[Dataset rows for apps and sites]
_ _ _ _

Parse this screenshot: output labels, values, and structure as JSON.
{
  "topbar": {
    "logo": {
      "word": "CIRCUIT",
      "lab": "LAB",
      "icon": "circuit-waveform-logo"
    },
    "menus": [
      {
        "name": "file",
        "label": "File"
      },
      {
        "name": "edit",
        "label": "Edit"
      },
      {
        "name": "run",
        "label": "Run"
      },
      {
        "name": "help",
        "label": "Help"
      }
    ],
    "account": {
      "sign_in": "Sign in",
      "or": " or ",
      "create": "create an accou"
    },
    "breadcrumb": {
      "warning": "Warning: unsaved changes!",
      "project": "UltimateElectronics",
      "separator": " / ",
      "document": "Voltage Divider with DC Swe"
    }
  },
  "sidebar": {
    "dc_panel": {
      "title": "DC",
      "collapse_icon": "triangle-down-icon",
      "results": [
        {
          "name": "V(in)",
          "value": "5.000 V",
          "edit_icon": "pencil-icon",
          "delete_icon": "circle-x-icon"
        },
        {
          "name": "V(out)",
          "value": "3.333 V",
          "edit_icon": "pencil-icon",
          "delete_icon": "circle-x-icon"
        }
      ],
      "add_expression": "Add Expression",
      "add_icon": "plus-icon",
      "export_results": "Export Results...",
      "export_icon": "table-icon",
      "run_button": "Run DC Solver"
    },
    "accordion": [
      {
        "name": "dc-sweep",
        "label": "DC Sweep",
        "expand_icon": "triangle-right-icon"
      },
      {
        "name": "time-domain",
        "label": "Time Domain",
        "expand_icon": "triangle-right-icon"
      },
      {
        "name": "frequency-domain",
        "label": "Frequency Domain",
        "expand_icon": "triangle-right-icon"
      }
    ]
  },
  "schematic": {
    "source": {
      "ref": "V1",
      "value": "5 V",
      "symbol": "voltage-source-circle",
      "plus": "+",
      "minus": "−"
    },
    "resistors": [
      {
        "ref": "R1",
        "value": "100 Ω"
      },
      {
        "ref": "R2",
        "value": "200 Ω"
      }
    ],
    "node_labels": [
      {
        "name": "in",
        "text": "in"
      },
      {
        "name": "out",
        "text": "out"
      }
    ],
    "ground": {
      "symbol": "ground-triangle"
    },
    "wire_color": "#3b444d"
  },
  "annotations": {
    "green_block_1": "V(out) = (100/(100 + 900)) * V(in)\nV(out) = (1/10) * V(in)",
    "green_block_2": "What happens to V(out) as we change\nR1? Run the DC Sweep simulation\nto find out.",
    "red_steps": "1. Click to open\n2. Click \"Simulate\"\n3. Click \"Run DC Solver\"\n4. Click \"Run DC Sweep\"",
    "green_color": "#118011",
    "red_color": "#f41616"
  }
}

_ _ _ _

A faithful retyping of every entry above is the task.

> **RESPONSE AREA**:
Parse this screenshot: output labels, values, and structure as JSON.
{
  "topbar": {
    "logo": {
      "word": "CIRCUIT",
      "lab": "LAB",
      "icon": "circuit-waveform-logo"
    },
    "menus": [
      {
        "name": "file",
        "label": "File"
      },
      {
        "name": "edit",
        "label": "Edit"
      },
      {
        "name": "run",
        "label": "Run"
      },
      {
        "name": "help",
        "label": "Help"
      }
    ],
    "account": {
      "sign_in": "Sign in",
      "or": " or ",
      "create": "create an accou"
    },
    "breadcrumb": {
      "warning": "Warning: unsaved changes!",
      "project": "UltimateElectronics",
      "separator": " / ",
      "document": "Voltage Divider with DC Swe"
    }
  },
  "sidebar": {
    "dc_panel": {
      "title": "DC",
      "collapse_icon": "triangle-down-icon",
      "results": [
        {
          "name": "V(in)",
          "value": "5.000 V",
          "edit_icon": "pencil-icon",
          "delete_icon": "circle-x-icon"
        },
        {
          "name": "V(out)",
          "value": "3.333 V",
          "edit_icon": "pencil-icon",
          "delete_icon": "circle-x-icon"
        }
      ],
      "add_expression": "Add Expression",
      "add_icon": "plus-icon",
      "export_results": "Export Results...",
      "export_icon": "table-icon",
      "run_button": "Run DC Solver"
    },
    "accordion": [
      {
        "name": "dc-sweep",
        "label": "DC Sweep",
        "expand_icon": "triangle-right-icon"
      },
      {
        "name": "time-domain",
        "label": "Time Domain",
        "expand_icon": "triangle-right-icon"
      },
      {
        "name": "frequency-domain",
        "label": "Frequency Domain",
        "expand_icon": "triangle-right-icon"
      }
    ]
  },
  "schematic": {
    "source": {
      "ref": "V1",
      "value": "5 V",
      "symbol": "voltage-source-circle",
      "plus": "+",
      "minus": "−"
    },
    "resistors": [
      {
        "ref": "R1",
        "value": "100 Ω"
      },
      {
        "ref": "R2",
        "value": "200 Ω"
      }
    ],
    "node_labels": [
      {
        "name": "in",
        "text": "in"
      },
      {
        "name": "out",
        "text": "out"
      }
    ],
    "ground": {
      "symbol": "ground-triangle"
    },
    "wire_color": "#3b444d"
  },
  "annotations": {
    "green_block_1": "V(out) = (100/(100 + 900)) * V(in)\nV(out) = (1/10) * V(in)",
    "green_block_2": "What happens to V(out) as we change\nR1? Run the DC Sweep simulation\nto find out.",
    "red_steps": "1. Click to open\n2. Click \"Simulate\"\n3. Click \"Run DC Solver\"\n4. Click \"Run DC Sweep\"",
    "green_color": "#118011",
    "red_color": "#f41616"
  }
}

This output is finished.